To do: Each entry is to be given again exactly; drop the images.

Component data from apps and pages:
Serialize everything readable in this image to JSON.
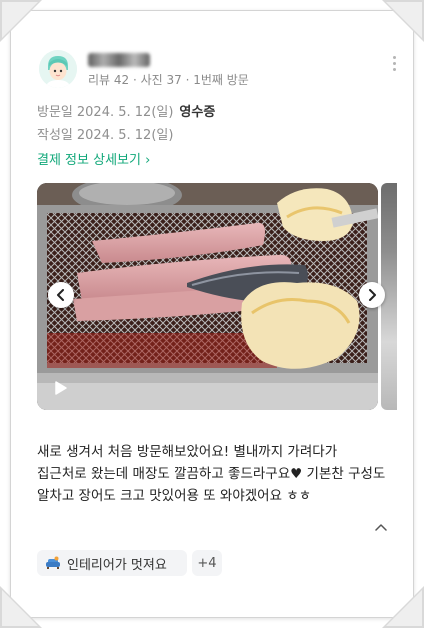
{
  "author": {
    "stats": "리뷰 42 · 사진 37 · 1번째 방문"
  },
  "visit": {
    "visit_label": "방문일",
    "visit_date": "2024. 5. 12(일)",
    "receipt_label": "영수증",
    "written_label": "작성일",
    "written_date": "2024. 5. 12(일)"
  },
  "payment_link": "결제 정보 상세보기 ›",
  "review": {
    "text": "새로 생겨서 처음 방문해보았어요! 별내까지 가려다가 집근처로 왔는데 매장도 깔끔하고 좋드라구요♥ 기본찬 구성도 알차고 장어도 크고 맛있어용 또 와야겠어요 ㅎㅎ"
  },
  "tags": {
    "interior": "인테리어가 멋져요",
    "more_count": "+4"
  },
  "icons": {
    "menu": "kebab-menu-icon",
    "prev": "chevron-left-icon",
    "next": "chevron-right-icon",
    "video": "play-icon",
    "collapse": "chevron-up-icon",
    "tag": "sofa-icon"
  },
  "colors": {
    "link": "#12a87a"
  }
}
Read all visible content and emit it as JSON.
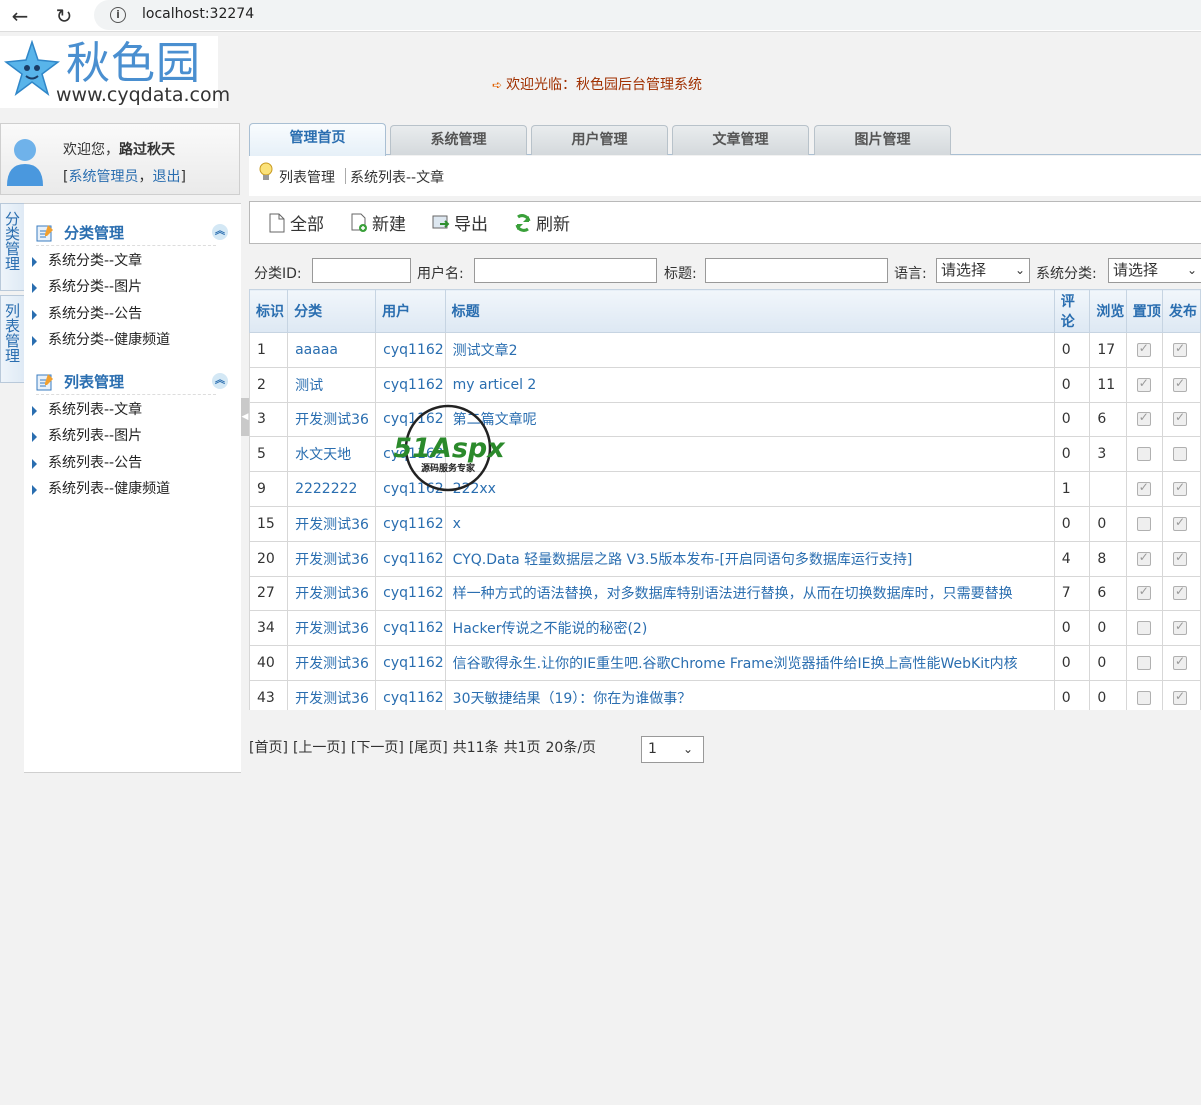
{
  "browser": {
    "url": "localhost:32274"
  },
  "header": {
    "logo_cn": "秋色园",
    "logo_url": "www.cyqdata.com",
    "welcome": "欢迎光临：秋色园后台管理系统"
  },
  "user": {
    "welcome_prefix": "欢迎您，",
    "name": "路过秋天",
    "bracket_open": "[",
    "role": "系统管理员",
    "comma": "，",
    "logout": "退出",
    "bracket_close": "]"
  },
  "vtabs": [
    {
      "label": [
        "分",
        "类",
        "管",
        "理"
      ]
    },
    {
      "label": [
        "列",
        "表",
        "管",
        "理"
      ]
    }
  ],
  "menu": {
    "groups": [
      {
        "title": "分类管理",
        "items": [
          "系统分类--文章",
          "系统分类--图片",
          "系统分类--公告",
          "系统分类--健康频道"
        ]
      },
      {
        "title": "列表管理",
        "items": [
          "系统列表--文章",
          "系统列表--图片",
          "系统列表--公告",
          "系统列表--健康频道"
        ]
      }
    ]
  },
  "tabs": [
    "管理首页",
    "系统管理",
    "用户管理",
    "文章管理",
    "图片管理"
  ],
  "breadcrumb": {
    "first": "列表管理",
    "second": "系统列表--文章"
  },
  "toolbar": {
    "all": "全部",
    "new": "新建",
    "export": "导出",
    "refresh": "刷新"
  },
  "filters": {
    "category_id": "分类ID:",
    "username": "用户名:",
    "title": "标题:",
    "language": "语言:",
    "language_value": "请选择",
    "sys_category": "系统分类:",
    "sys_category_value": "请选择"
  },
  "table": {
    "headers": [
      "标识",
      "分类",
      "用户",
      "标题",
      "评论",
      "浏览",
      "置顶",
      "发布"
    ],
    "rows": [
      {
        "id": "1",
        "cat": "aaaaa",
        "user": "cyq1162",
        "title": "测试文章2",
        "comments": "0",
        "views": "17",
        "top": true,
        "pub": true
      },
      {
        "id": "2",
        "cat": "测试",
        "user": "cyq1162",
        "title": "my articel 2",
        "comments": "0",
        "views": "11",
        "top": true,
        "pub": true
      },
      {
        "id": "3",
        "cat": "开发测试36",
        "user": "cyq1162",
        "title": "第二篇文章呢",
        "comments": "0",
        "views": "6",
        "top": true,
        "pub": true
      },
      {
        "id": "5",
        "cat": "水文天地",
        "user": "cyq1162",
        "title": "",
        "comments": "0",
        "views": "3",
        "top": false,
        "pub": false
      },
      {
        "id": "9",
        "cat": "2222222",
        "user": "cyq1162",
        "title": "222xx",
        "comments": "1",
        "views": "",
        "top": true,
        "pub": true
      },
      {
        "id": "15",
        "cat": "开发测试36",
        "user": "cyq1162",
        "title": "x",
        "comments": "0",
        "views": "0",
        "top": false,
        "pub": true
      },
      {
        "id": "20",
        "cat": "开发测试36",
        "user": "cyq1162",
        "title": "CYQ.Data 轻量数据层之路 V3.5版本发布-[开启同语句多数据库运行支持]",
        "comments": "4",
        "views": "8",
        "top": true,
        "pub": true
      },
      {
        "id": "27",
        "cat": "开发测试36",
        "user": "cyq1162",
        "title": "样一种方式的语法替换，对多数据库特别语法进行替换，从而在切换数据库时，只需要替换",
        "comments": "7",
        "views": "6",
        "top": true,
        "pub": true
      },
      {
        "id": "34",
        "cat": "开发测试36",
        "user": "cyq1162",
        "title": "Hacker传说之不能说的秘密(2)",
        "comments": "0",
        "views": "0",
        "top": false,
        "pub": true
      },
      {
        "id": "40",
        "cat": "开发测试36",
        "user": "cyq1162",
        "title": "信谷歌得永生.让你的IE重生吧.谷歌Chrome Frame浏览器插件给IE换上高性能WebKit内核",
        "comments": "0",
        "views": "0",
        "top": false,
        "pub": true
      },
      {
        "id": "43",
        "cat": "开发测试36",
        "user": "cyq1162",
        "title": "30天敏捷结果（19）：你在为谁做事？",
        "comments": "0",
        "views": "0",
        "top": false,
        "pub": true
      }
    ]
  },
  "pager": {
    "first": "[首页]",
    "prev": "[上一页]",
    "next": "[下一页]",
    "last": "[尾页]",
    "total": "共11条",
    "pages": "共1页",
    "per_page": "20条/页",
    "page_value": "1"
  },
  "watermark": {
    "brand": "51Aspx",
    "slogan": "源码服务专家"
  }
}
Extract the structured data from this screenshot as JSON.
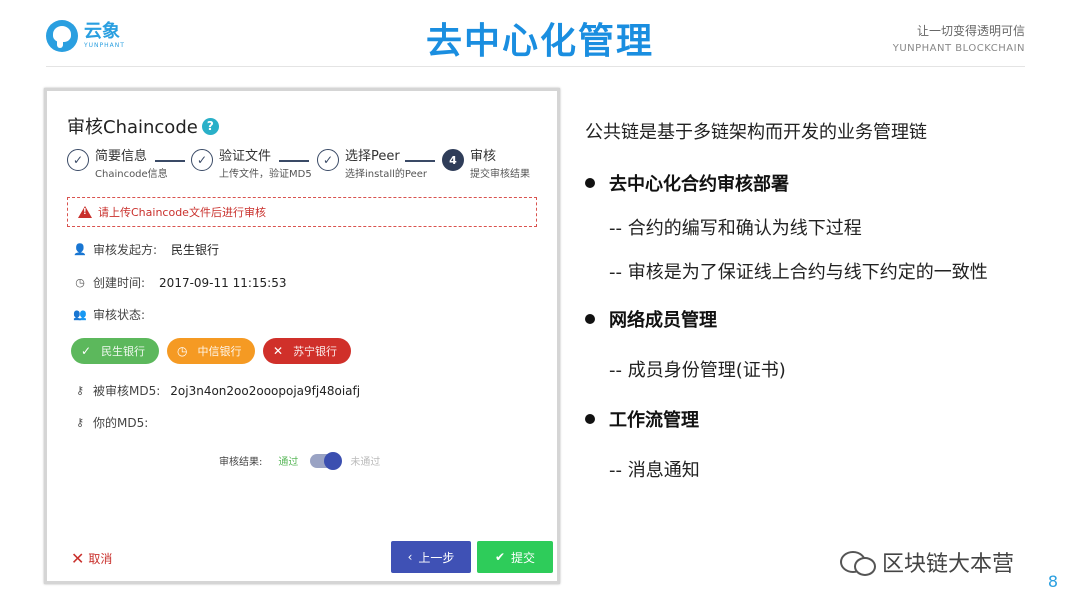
{
  "header": {
    "logo_cn": "云象",
    "logo_en": "YUNPHANT",
    "title": "去中心化管理",
    "slogan_cn": "让一切变得透明可信",
    "slogan_en": "YUNPHANT  BLOCKCHAIN"
  },
  "card": {
    "title": "审核Chaincode",
    "help_glyph": "?",
    "steps": [
      {
        "num": "✓",
        "title": "简要信息",
        "sub": "Chaincode信息"
      },
      {
        "num": "✓",
        "title": "验证文件",
        "sub": "上传文件，验证MD5"
      },
      {
        "num": "✓",
        "title": "选择Peer",
        "sub": "选择install的Peer"
      },
      {
        "num": "4",
        "title": "审核",
        "sub": "提交审核结果"
      }
    ],
    "alert": "请上传Chaincode文件后进行审核",
    "initiator_label": "审核发起方:",
    "initiator_value": "民生银行",
    "time_label": "创建时间:",
    "time_value": "2017-09-11 11:15:53",
    "status_label": "审核状态:",
    "badges": [
      {
        "icon": "✓",
        "text": "民生银行",
        "color": "#5cb85c"
      },
      {
        "icon": "◷",
        "text": "中信银行",
        "color": "#f59a23"
      },
      {
        "icon": "✕",
        "text": "苏宁银行",
        "color": "#d0302a"
      }
    ],
    "md5_label": "被审核MD5:",
    "md5_value": "2oj3n4on2oo2ooopoja9fj48oiafj",
    "your_md5_label": "你的MD5:",
    "result_label": "审核结果:",
    "result_pass": "通过",
    "result_fail": "未通过",
    "toggle_on": true,
    "cancel_label": "取消",
    "prev_label": "上一步",
    "submit_label": "提交"
  },
  "content": {
    "intro": "公共链是基于多链架构而开发的业务管理链",
    "bullet1": "去中心化合约审核部署",
    "sub1a": "-- 合约的编写和确认为线下过程",
    "sub1b": "-- 审核是为了保证线上合约与线下约定的一致性",
    "bullet2": "网络成员管理",
    "sub2a": "-- 成员身份管理(证书)",
    "bullet3": " 工作流管理",
    "sub3a": "-- 消息通知"
  },
  "watermark": "区块链大本营",
  "page_number": "8"
}
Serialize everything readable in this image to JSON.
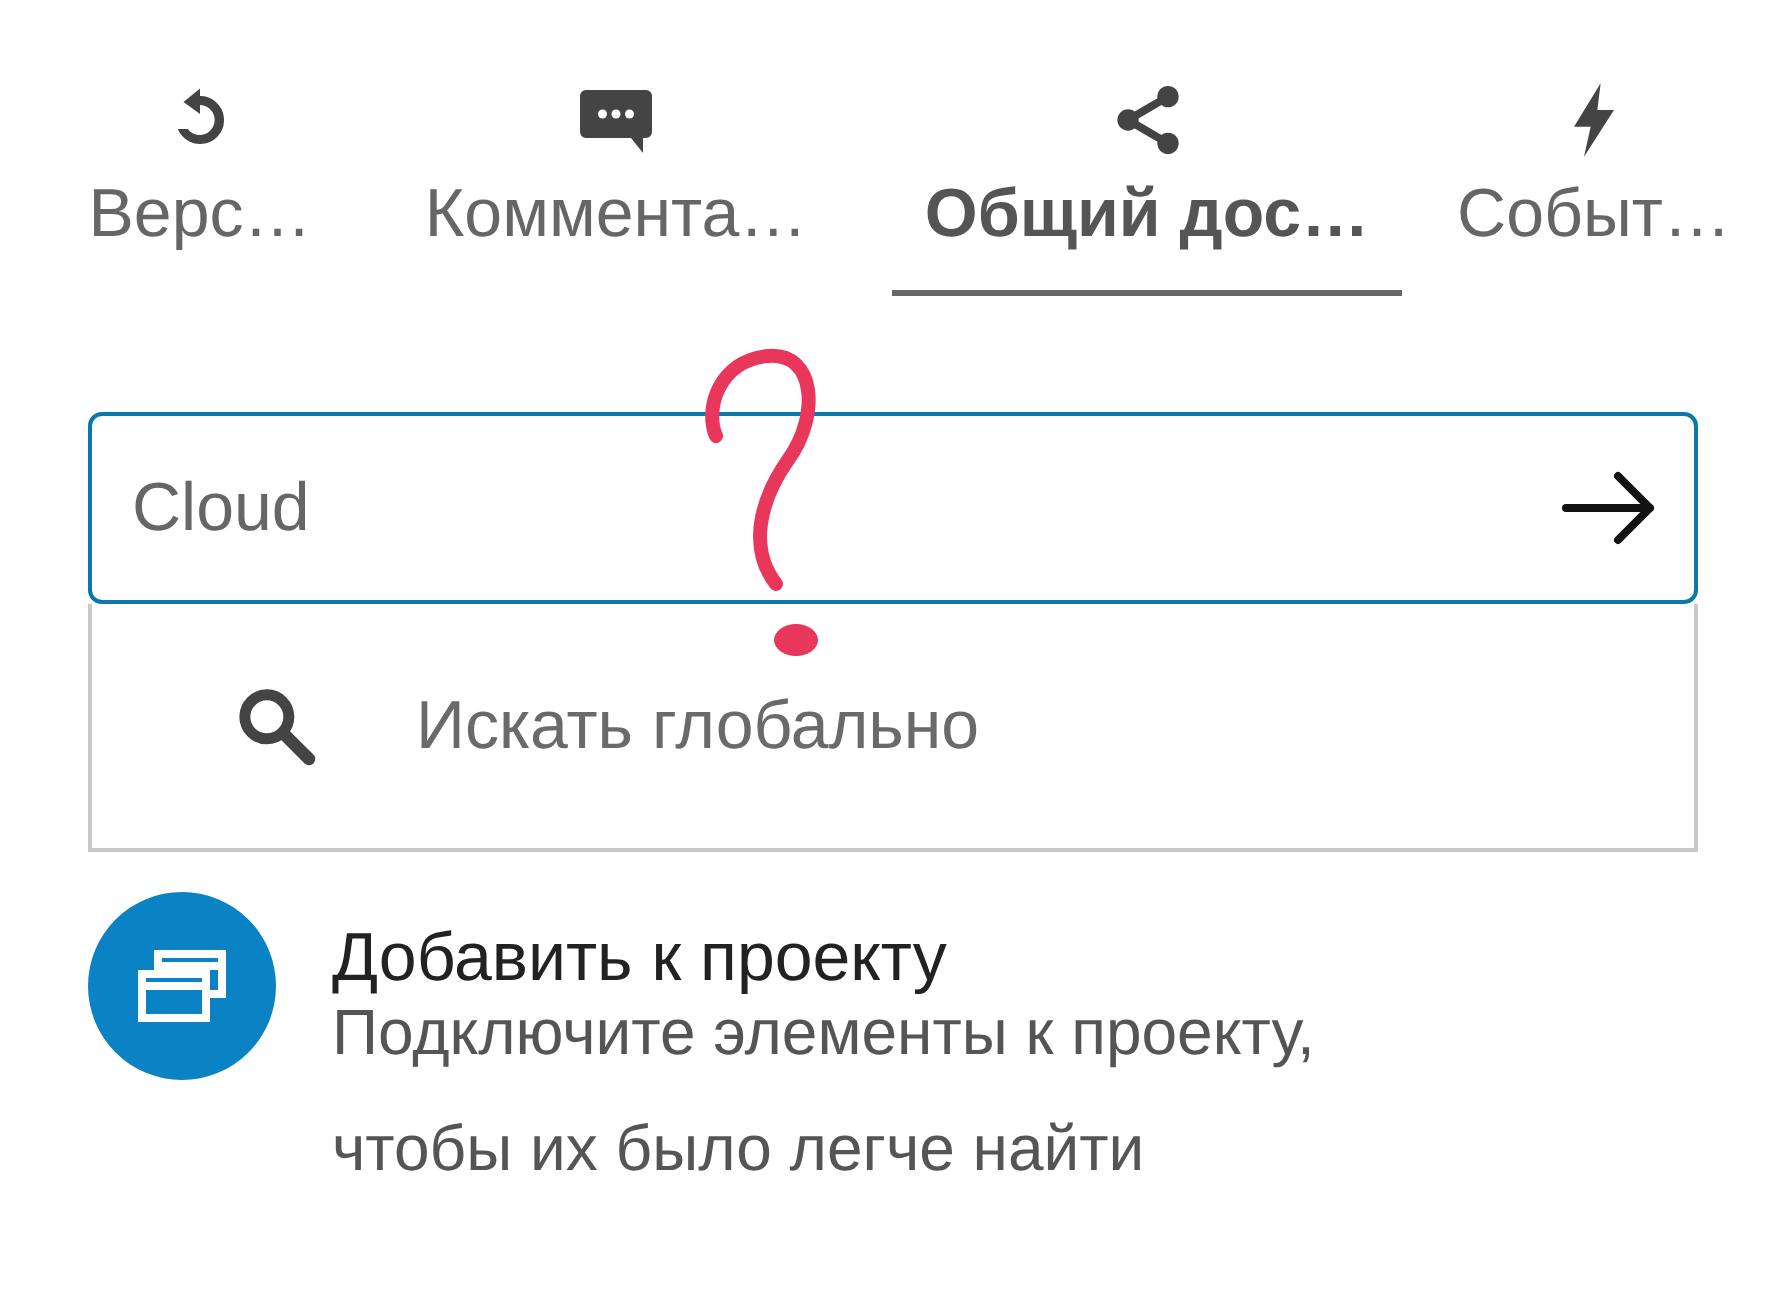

Solution:
Serialize everything readable in this image to JSON.
{
  "author": {
    "stats": "리뷰 42 · 사진 37 · 1번째 방문"
  },
  "visit": {
    "visit_label": "방문일",
    "visit_date": "2024. 5. 12(일)",
    "receipt_label": "영수증",
    "written_label": "작성일",
    "written_date": "2024. 5. 12(일)"
  },
  "payment_link": "결제 정보 상세보기 ›",
  "review": {
    "text": "새로 생겨서 처음 방문해보았어요! 별내까지 가려다가 집근처로 왔는데 매장도 깔끔하고 좋드라구요♥ 기본찬 구성도 알차고 장어도 크고 맛있어용 또 와야겠어요 ㅎㅎ"
  },
  "tags": {
    "interior": "인테리어가 멋져요",
    "more_count": "+4"
  },
  "icons": {
    "menu": "kebab-menu-icon",
    "prev": "chevron-left-icon",
    "next": "chevron-right-icon",
    "video": "play-icon",
    "collapse": "chevron-up-icon",
    "tag": "sofa-icon"
  },
  "colors": {
    "link": "#12a87a"
  }
}
Read all visible content and emit it as JSON.
{
  "browser": {
    "url": "localhost:32274"
  },
  "header": {
    "logo_cn": "秋色园",
    "logo_url": "www.cyqdata.com",
    "welcome": "欢迎光临：秋色园后台管理系统"
  },
  "user": {
    "welcome_prefix": "欢迎您，",
    "name": "路过秋天",
    "bracket_open": "[",
    "role": "系统管理员",
    "comma": "，",
    "logout": "退出",
    "bracket_close": "]"
  },
  "vtabs": [
    {
      "label": [
        "分",
        "类",
        "管",
        "理"
      ]
    },
    {
      "label": [
        "列",
        "表",
        "管",
        "理"
      ]
    }
  ],
  "menu": {
    "groups": [
      {
        "title": "分类管理",
        "items": [
          "系统分类--文章",
          "系统分类--图片",
          "系统分类--公告",
          "系统分类--健康频道"
        ]
      },
      {
        "title": "列表管理",
        "items": [
          "系统列表--文章",
          "系统列表--图片",
          "系统列表--公告",
          "系统列表--健康频道"
        ]
      }
    ]
  },
  "tabs": [
    "管理首页",
    "系统管理",
    "用户管理",
    "文章管理",
    "图片管理"
  ],
  "breadcrumb": {
    "first": "列表管理",
    "second": "系统列表--文章"
  },
  "toolbar": {
    "all": "全部",
    "new": "新建",
    "export": "导出",
    "refresh": "刷新"
  },
  "filters": {
    "category_id": "分类ID:",
    "username": "用户名:",
    "title": "标题:",
    "language": "语言:",
    "language_value": "请选择",
    "sys_category": "系统分类:",
    "sys_category_value": "请选择"
  },
  "table": {
    "headers": [
      "标识",
      "分类",
      "用户",
      "标题",
      "评论",
      "浏览",
      "置顶",
      "发布"
    ],
    "rows": [
      {
        "id": "1",
        "cat": "aaaaa",
        "user": "cyq1162",
        "title": "测试文章2",
        "comments": "0",
        "views": "17",
        "top": true,
        "pub": true
      },
      {
        "id": "2",
        "cat": "测试",
        "user": "cyq1162",
        "title": "my articel 2",
        "comments": "0",
        "views": "11",
        "top": true,
        "pub": true
      },
      {
        "id": "3",
        "cat": "开发测试36",
        "user": "cyq1162",
        "title": "第二篇文章呢",
        "comments": "0",
        "views": "6",
        "top": true,
        "pub": true
      },
      {
        "id": "5",
        "cat": "水文天地",
        "user": "cyq1162",
        "title": "",
        "comments": "0",
        "views": "3",
        "top": false,
        "pub": false
      },
      {
        "id": "9",
        "cat": "2222222",
        "user": "cyq1162",
        "title": "222xx",
        "comments": "1",
        "views": "",
        "top": true,
        "pub": true
      },
      {
        "id": "15",
        "cat": "开发测试36",
        "user": "cyq1162",
        "title": "x",
        "comments": "0",
        "views": "0",
        "top": false,
        "pub": true
      },
      {
        "id": "20",
        "cat": "开发测试36",
        "user": "cyq1162",
        "title": "CYQ.Data 轻量数据层之路 V3.5版本发布-[开启同语句多数据库运行支持]",
        "comments": "4",
        "views": "8",
        "top": true,
        "pub": true
      },
      {
        "id": "27",
        "cat": "开发测试36",
        "user": "cyq1162",
        "title": "样一种方式的语法替换，对多数据库特别语法进行替换，从而在切换数据库时，只需要替换",
        "comments": "7",
        "views": "6",
        "top": true,
        "pub": true
      },
      {
        "id": "34",
        "cat": "开发测试36",
        "user": "cyq1162",
        "title": "Hacker传说之不能说的秘密(2)",
        "comments": "0",
        "views": "0",
        "top": false,
        "pub": true
      },
      {
        "id": "40",
        "cat": "开发测试36",
        "user": "cyq1162",
        "title": "信谷歌得永生.让你的IE重生吧.谷歌Chrome Frame浏览器插件给IE换上高性能WebKit内核",
        "comments": "0",
        "views": "0",
        "top": false,
        "pub": true
      },
      {
        "id": "43",
        "cat": "开发测试36",
        "user": "cyq1162",
        "title": "30天敏捷结果（19）：你在为谁做事？",
        "comments": "0",
        "views": "0",
        "top": false,
        "pub": true
      }
    ]
  },
  "pager": {
    "first": "[首页]",
    "prev": "[上一页]",
    "next": "[下一页]",
    "last": "[尾页]",
    "total": "共11条",
    "pages": "共1页",
    "per_page": "20条/页",
    "page_value": "1"
  },
  "watermark": {
    "brand": "51Aspx",
    "slogan": "源码服务专家"
  }
}
Extract the structured data from this screenshot as JSON.
{
  "header": {
    "logo_cn": "云象",
    "logo_en": "YUNPHANT",
    "title": "去中心化管理",
    "slogan_cn": "让一切变得透明可信",
    "slogan_en": "YUNPHANT  BLOCKCHAIN"
  },
  "card": {
    "title": "审核Chaincode",
    "help_glyph": "?",
    "steps": [
      {
        "num": "✓",
        "title": "简要信息",
        "sub": "Chaincode信息"
      },
      {
        "num": "✓",
        "title": "验证文件",
        "sub": "上传文件，验证MD5"
      },
      {
        "num": "✓",
        "title": "选择Peer",
        "sub": "选择install的Peer"
      },
      {
        "num": "4",
        "title": "审核",
        "sub": "提交审核结果"
      }
    ],
    "alert": "请上传Chaincode文件后进行审核",
    "initiator_label": "审核发起方:",
    "initiator_value": "民生银行",
    "time_label": "创建时间:",
    "time_value": "2017-09-11 11:15:53",
    "status_label": "审核状态:",
    "badges": [
      {
        "icon": "✓",
        "text": "民生银行",
        "color": "#5cb85c"
      },
      {
        "icon": "◷",
        "text": "中信银行",
        "color": "#f59a23"
      },
      {
        "icon": "✕",
        "text": "苏宁银行",
        "color": "#d0302a"
      }
    ],
    "md5_label": "被审核MD5:",
    "md5_value": "2oj3n4on2oo2ooopoja9fj48oiafj",
    "your_md5_label": "你的MD5:",
    "result_label": "审核结果:",
    "result_pass": "通过",
    "result_fail": "未通过",
    "toggle_on": true,
    "cancel_label": "取消",
    "prev_label": "上一步",
    "submit_label": "提交"
  },
  "content": {
    "intro": "公共链是基于多链架构而开发的业务管理链",
    "bullet1": "去中心化合约审核部署",
    "sub1a": "-- 合约的编写和确认为线下过程",
    "sub1b": "-- 审核是为了保证线上合约与线下约定的一致性",
    "bullet2": "网络成员管理",
    "sub2a": "-- 成员身份管理(证书)",
    "bullet3": " 工作流管理",
    "sub3a": "-- 消息通知"
  },
  "watermark": "区块链大本营",
  "page_number": "8"
}
Serialize everything readable in this image to JSON.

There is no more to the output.